Disc 2: Sanborn – Soul Man
- High Roller
- Duck Ankles!
- Wake Me When It’s Over
- Love & Happiness (Live)
- I Told U So
- Got To Give It Up (Remix Edit)
- Believer (12″ Dance Music Mix)
- Slam (7″ Version)
- Chicago Song (Edit)
- All I Need Is You (Edit)
- Neither One Of Us (Wants To Be The First To Say Goodbye)
- Let’s Just Say Goodbye
- Bang! Bang! (Single Edit)
Disc 3: Evening Ember Envocations
- It’s You – Bob James & David Sanborn
- Naked Moon
- Infant Eyes
- Brother Ray
- Come Rain Or Come Shine
- Lisa (Live)
- Same Girl
- Come To Me, Nina
- For All We Know
- Lotus Blossom (Live)
Disc 1, Tracks 1-2 and Disc 2, Track 2 from Taking Off (Warner Bros., 1975)
Disc 1, Tracks 3-4 from Heart To Heart (Warner Bros., 1978)
Disc 1, Tracks 5 and 9 from Promise Me The Moon (Warner Bros., 1977)
Disc 1, Tracks 6 and 10 from Hideaway (Warner Bros., 1980)
Disc 1, Track 7 from As We Speak (Warner Bros., 1982)
Disc 1, Tracks 8 and 11 and Disc 3, Tracks 7, 12 and 14 from Pearls (Elektra, 1995)

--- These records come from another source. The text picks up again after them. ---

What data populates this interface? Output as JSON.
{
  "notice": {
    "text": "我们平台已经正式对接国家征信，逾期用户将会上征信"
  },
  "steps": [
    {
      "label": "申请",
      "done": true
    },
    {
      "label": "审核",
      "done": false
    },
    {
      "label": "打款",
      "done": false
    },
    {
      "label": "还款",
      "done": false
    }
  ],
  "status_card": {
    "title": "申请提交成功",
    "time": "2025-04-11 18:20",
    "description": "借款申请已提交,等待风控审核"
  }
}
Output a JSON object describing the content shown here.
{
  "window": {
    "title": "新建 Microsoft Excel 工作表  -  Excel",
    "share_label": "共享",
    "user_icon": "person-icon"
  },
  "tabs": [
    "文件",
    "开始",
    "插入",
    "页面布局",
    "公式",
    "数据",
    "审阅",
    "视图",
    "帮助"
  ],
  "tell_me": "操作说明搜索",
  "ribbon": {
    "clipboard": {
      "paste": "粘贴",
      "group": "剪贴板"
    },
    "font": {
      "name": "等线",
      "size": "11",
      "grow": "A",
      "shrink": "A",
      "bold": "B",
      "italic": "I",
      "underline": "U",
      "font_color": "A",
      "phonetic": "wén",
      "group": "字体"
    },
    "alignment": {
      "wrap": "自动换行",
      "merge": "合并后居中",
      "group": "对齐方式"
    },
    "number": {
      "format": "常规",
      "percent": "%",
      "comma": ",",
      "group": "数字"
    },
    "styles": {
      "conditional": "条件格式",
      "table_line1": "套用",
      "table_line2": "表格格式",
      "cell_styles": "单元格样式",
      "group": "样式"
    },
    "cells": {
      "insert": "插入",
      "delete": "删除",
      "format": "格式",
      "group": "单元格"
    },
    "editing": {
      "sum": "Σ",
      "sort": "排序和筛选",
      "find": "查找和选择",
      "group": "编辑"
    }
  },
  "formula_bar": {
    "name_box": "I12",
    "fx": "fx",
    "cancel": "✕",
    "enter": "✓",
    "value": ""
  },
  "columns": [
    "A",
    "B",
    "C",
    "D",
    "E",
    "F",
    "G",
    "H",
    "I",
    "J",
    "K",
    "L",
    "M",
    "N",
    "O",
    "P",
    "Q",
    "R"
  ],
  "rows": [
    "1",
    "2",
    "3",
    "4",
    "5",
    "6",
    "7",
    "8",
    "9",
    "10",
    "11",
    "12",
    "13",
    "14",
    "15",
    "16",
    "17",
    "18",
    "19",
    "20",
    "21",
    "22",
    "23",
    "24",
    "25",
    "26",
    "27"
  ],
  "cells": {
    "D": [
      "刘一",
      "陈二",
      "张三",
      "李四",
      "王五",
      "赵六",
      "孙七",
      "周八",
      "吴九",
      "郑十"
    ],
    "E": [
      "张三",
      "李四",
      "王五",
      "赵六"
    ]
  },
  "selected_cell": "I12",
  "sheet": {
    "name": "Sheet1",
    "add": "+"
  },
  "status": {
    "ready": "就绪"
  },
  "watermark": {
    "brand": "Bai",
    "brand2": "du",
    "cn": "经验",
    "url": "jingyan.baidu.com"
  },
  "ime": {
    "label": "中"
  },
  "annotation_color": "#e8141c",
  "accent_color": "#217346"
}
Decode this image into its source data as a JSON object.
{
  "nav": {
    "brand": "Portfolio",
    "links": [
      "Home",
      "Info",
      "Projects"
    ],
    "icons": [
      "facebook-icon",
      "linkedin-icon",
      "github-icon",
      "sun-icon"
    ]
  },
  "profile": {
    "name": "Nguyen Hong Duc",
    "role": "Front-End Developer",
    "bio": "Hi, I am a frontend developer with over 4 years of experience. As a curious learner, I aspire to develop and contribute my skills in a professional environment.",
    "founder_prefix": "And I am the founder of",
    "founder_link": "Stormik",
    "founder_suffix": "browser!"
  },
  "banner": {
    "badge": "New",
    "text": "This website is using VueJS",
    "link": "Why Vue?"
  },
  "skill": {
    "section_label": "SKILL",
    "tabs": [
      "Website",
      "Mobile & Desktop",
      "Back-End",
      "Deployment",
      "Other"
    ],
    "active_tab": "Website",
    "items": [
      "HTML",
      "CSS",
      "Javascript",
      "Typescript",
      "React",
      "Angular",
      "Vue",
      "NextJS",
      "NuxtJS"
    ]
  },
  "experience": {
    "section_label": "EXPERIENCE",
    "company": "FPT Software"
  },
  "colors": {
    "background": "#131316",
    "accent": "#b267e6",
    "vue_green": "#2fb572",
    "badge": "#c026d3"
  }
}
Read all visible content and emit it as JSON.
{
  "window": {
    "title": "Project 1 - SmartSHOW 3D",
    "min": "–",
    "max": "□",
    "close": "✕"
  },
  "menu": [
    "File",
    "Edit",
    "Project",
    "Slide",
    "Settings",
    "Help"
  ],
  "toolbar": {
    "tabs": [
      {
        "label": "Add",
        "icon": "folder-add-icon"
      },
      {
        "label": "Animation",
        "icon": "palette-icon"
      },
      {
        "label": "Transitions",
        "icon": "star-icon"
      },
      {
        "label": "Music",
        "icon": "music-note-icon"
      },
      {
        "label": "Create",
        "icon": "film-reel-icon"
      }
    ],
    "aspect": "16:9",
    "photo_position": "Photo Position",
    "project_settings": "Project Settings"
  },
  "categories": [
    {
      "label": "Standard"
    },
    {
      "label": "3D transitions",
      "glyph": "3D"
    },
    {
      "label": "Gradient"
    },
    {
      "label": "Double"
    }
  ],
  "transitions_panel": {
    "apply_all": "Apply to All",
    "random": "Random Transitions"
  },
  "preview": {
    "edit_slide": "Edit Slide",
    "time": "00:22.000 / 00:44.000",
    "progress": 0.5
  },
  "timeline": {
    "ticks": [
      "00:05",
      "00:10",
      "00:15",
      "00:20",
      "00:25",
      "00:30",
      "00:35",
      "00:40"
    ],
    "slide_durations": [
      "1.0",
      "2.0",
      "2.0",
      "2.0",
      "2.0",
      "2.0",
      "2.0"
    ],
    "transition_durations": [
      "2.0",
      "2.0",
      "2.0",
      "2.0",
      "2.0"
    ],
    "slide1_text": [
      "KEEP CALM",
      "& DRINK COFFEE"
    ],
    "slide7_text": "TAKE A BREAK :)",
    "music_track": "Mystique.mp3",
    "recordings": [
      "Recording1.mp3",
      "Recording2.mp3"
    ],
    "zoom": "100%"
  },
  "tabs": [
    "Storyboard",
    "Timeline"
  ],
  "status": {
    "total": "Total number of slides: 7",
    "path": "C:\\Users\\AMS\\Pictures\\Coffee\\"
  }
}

Disc 1, Track 12 (original version); Disc 2, Track 9 and Disc 3, Track 11 from Close Up (Reprise, 1988)
Disc 1, Track 13 (original version); Disc 2, Tracks 1, 10 (original version) and 15 and Disc 3, Track 10 from A Change Of Heart (Warner Bros., 1987)
Disc 1, Track 14 from Love Songs (Warner Bros., 1995)
Disc 1, Track 15 from David Sanborn (Warner Bros., 1976)
Disc 1, Track 16; Disc 2, Track 4 and Disc 3, Tracks 8 and 15 from Straight To The Heart (Warner Bros., 1984)
Disc 2, Tracks 3, 11 (original version) and 13 from Voyeur (Warner Bros., 1981)
Disc 2, Tracks 5, 8 (original version) and 12 from Backstreet (Warner Bros., 1983)
Disc 2, Tracks 6 and 14 (original version) and Disc 3, Track 1 from Upfront (Elektra, 1992)
Original version of Disc 2, Track 7 from Hearsay (Elektra, 1994)
Disc 3, Track 2 from Double Vision (Warner Bros., 1986)
Disc 3, Tracks 3 and 13 from Another Hand (Elektra, 1991)
Disc 3, Tracks 4, 6 and 9 from Inside (Elektra, 1999)
Disc 3, Track 5 from Songs From The Night Before (Elektra, 1996)